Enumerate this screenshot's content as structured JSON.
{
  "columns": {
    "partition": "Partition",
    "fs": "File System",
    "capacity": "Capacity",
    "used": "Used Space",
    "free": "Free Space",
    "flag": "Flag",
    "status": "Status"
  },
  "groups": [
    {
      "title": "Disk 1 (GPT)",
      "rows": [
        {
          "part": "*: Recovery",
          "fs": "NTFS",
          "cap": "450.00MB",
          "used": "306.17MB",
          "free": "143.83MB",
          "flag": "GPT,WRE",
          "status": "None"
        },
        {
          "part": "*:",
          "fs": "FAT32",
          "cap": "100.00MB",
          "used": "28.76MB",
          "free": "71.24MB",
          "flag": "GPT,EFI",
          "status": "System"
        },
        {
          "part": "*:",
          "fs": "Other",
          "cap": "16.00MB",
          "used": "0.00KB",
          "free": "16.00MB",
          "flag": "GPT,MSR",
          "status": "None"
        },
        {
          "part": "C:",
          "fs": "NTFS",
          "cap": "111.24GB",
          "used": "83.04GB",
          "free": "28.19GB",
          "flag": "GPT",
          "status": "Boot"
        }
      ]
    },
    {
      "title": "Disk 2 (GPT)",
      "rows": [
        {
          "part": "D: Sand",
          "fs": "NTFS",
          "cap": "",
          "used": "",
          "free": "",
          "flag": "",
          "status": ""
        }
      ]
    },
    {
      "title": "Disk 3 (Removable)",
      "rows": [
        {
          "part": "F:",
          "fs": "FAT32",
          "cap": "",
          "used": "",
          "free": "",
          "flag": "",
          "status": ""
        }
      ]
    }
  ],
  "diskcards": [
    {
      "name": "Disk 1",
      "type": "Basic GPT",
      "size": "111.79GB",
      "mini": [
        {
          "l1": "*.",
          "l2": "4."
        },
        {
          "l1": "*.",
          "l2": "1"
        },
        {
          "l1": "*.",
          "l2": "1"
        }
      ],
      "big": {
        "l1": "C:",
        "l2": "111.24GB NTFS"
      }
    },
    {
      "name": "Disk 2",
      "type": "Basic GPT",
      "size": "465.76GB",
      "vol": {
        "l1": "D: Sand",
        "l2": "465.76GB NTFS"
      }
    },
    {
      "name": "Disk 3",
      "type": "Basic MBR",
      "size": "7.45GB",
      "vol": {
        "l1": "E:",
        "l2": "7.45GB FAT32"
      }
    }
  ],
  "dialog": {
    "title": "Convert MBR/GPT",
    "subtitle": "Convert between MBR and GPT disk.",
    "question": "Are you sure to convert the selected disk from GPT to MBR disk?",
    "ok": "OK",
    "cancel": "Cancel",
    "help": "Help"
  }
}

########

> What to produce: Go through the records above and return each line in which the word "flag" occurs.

> Completed task:
    "flag": "Flag",
          "flag": "GPT,WRE",
          "flag": "GPT,EFI",
          "flag": "GPT,MSR",
          "flag": "GPT",
          "flag": "",
          "flag": "",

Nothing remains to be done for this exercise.